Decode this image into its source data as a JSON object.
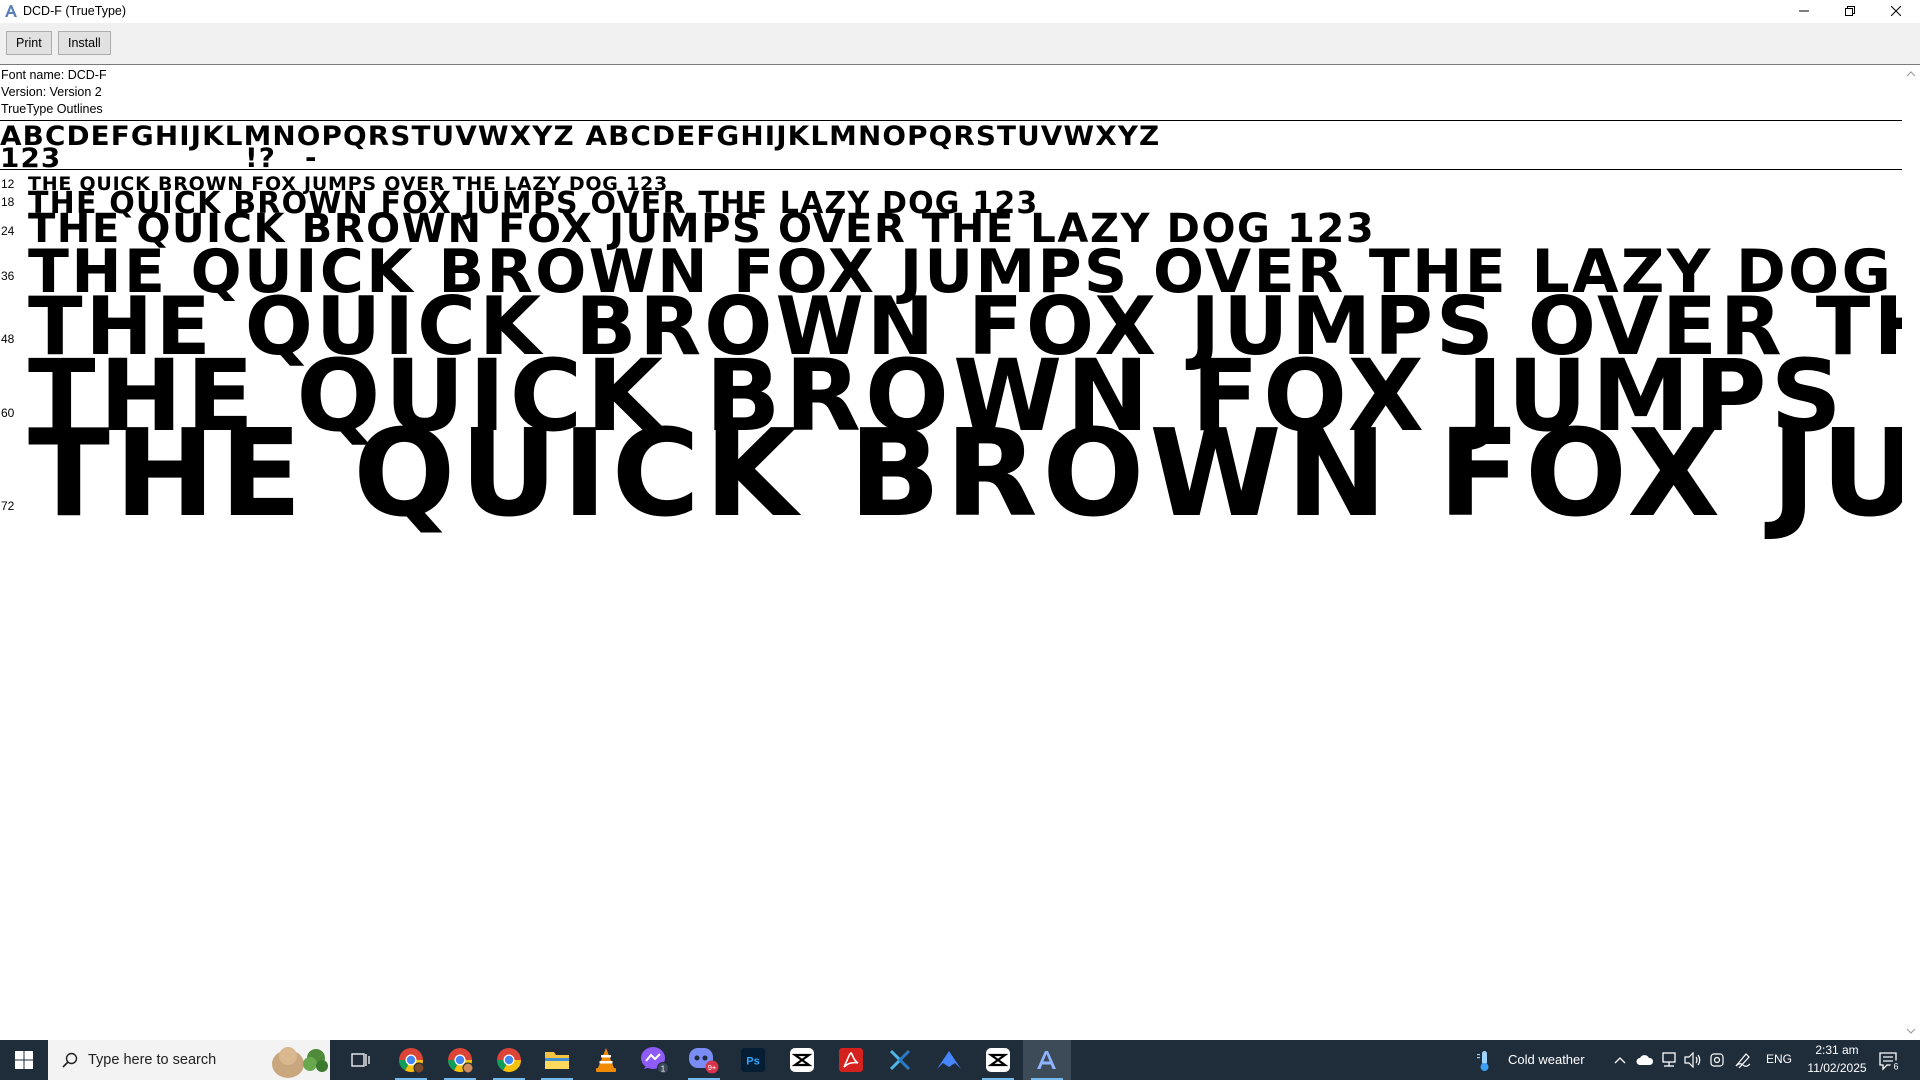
{
  "window": {
    "title": "DCD-F (TrueType)"
  },
  "toolbar": {
    "print_label": "Print",
    "install_label": "Install"
  },
  "font_info": {
    "name_line": "Font name: DCD-F",
    "version_line": "Version: Version 2",
    "outline_line": "TrueType Outlines"
  },
  "charset": {
    "line1": "ABCDEFGHIJKLMNOPQRSTUVWXYZ ABCDEFGHIJKLMNOPQRSTUVWXYZ",
    "line2": "123",
    "punct1": "!?",
    "punct2": "-"
  },
  "samples": [
    {
      "size": "12",
      "text": "THE QUICK BROWN FOX JUMPS OVER THE LAZY DOG  123"
    },
    {
      "size": "18",
      "text": "THE QUICK BROWN FOX JUMPS OVER THE LAZY DOG  123"
    },
    {
      "size": "24",
      "text": "THE QUICK BROWN FOX JUMPS OVER THE LAZY DOG  123"
    },
    {
      "size": "36",
      "text": "THE QUICK BROWN FOX JUMPS OVER THE LAZY DOG"
    },
    {
      "size": "48",
      "text": "THE QUICK BROWN FOX JUMPS OVER TH"
    },
    {
      "size": "60",
      "text": "THE QUICK BROWN FOX JUMPS"
    },
    {
      "size": "72",
      "text": "THE QUICK BROWN FOX JU"
    }
  ],
  "taskbar": {
    "search_placeholder": "Type here to search",
    "weather": "Cold weather",
    "language": "ENG",
    "time": "2:31 am",
    "date": "11/02/2025",
    "notification_count": "6",
    "apps": [
      {
        "name": "task-view-icon"
      },
      {
        "name": "chrome-profile-1-icon"
      },
      {
        "name": "chrome-profile-2-icon"
      },
      {
        "name": "chrome-icon"
      },
      {
        "name": "file-explorer-icon"
      },
      {
        "name": "vlc-icon"
      },
      {
        "name": "messenger-icon",
        "badge": "1"
      },
      {
        "name": "discord-icon",
        "badge": "9+"
      },
      {
        "name": "photoshop-icon",
        "label": "Ps"
      },
      {
        "name": "capcut-icon"
      },
      {
        "name": "acrobat-icon"
      },
      {
        "name": "app-icon"
      },
      {
        "name": "nordvpn-icon"
      },
      {
        "name": "capcut-2-icon"
      },
      {
        "name": "font-viewer-icon"
      }
    ]
  },
  "colors": {
    "taskbar_bg": "#1f2c3a",
    "toolbar_bg": "#f0f0f0",
    "accent": "#76b9ed"
  }
}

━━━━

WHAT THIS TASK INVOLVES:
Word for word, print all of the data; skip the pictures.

RESULT:
Decode this image into its source data as a JSON object.
{
  "window": {
    "title": "DCD-F (TrueType)"
  },
  "toolbar": {
    "print_label": "Print",
    "install_label": "Install"
  },
  "font_info": {
    "name_line": "Font name: DCD-F",
    "version_line": "Version: Version 2",
    "outline_line": "TrueType Outlines"
  },
  "charset": {
    "line1": "ABCDEFGHIJKLMNOPQRSTUVWXYZ ABCDEFGHIJKLMNOPQRSTUVWXYZ",
    "line2": "123",
    "punct1": "!?",
    "punct2": "-"
  },
  "samples": [
    {
      "size": "12",
      "text": "THE QUICK BROWN FOX JUMPS OVER THE LAZY DOG  123"
    },
    {
      "size": "18",
      "text": "THE QUICK BROWN FOX JUMPS OVER THE LAZY DOG  123"
    },
    {
      "size": "24",
      "text": "THE QUICK BROWN FOX JUMPS OVER THE LAZY DOG  123"
    },
    {
      "size": "36",
      "text": "THE QUICK BROWN FOX JUMPS OVER THE LAZY DOG"
    },
    {
      "size": "48",
      "text": "THE QUICK BROWN FOX JUMPS OVER TH"
    },
    {
      "size": "60",
      "text": "THE QUICK BROWN FOX JUMPS"
    },
    {
      "size": "72",
      "text": "THE QUICK BROWN FOX JU"
    }
  ],
  "taskbar": {
    "search_placeholder": "Type here to search",
    "weather": "Cold weather",
    "language": "ENG",
    "time": "2:31 am",
    "date": "11/02/2025",
    "notification_count": "6",
    "apps": [
      {
        "name": "task-view-icon"
      },
      {
        "name": "chrome-profile-1-icon"
      },
      {
        "name": "chrome-profile-2-icon"
      },
      {
        "name": "chrome-icon"
      },
      {
        "name": "file-explorer-icon"
      },
      {
        "name": "vlc-icon"
      },
      {
        "name": "messenger-icon",
        "badge": "1"
      },
      {
        "name": "discord-icon",
        "badge": "9+"
      },
      {
        "name": "photoshop-icon",
        "label": "Ps"
      },
      {
        "name": "capcut-icon"
      },
      {
        "name": "acrobat-icon"
      },
      {
        "name": "app-icon"
      },
      {
        "name": "nordvpn-icon"
      },
      {
        "name": "capcut-2-icon"
      },
      {
        "name": "font-viewer-icon"
      }
    ]
  },
  "colors": {
    "taskbar_bg": "#1f2c3a",
    "toolbar_bg": "#f0f0f0",
    "accent": "#76b9ed"
  }
}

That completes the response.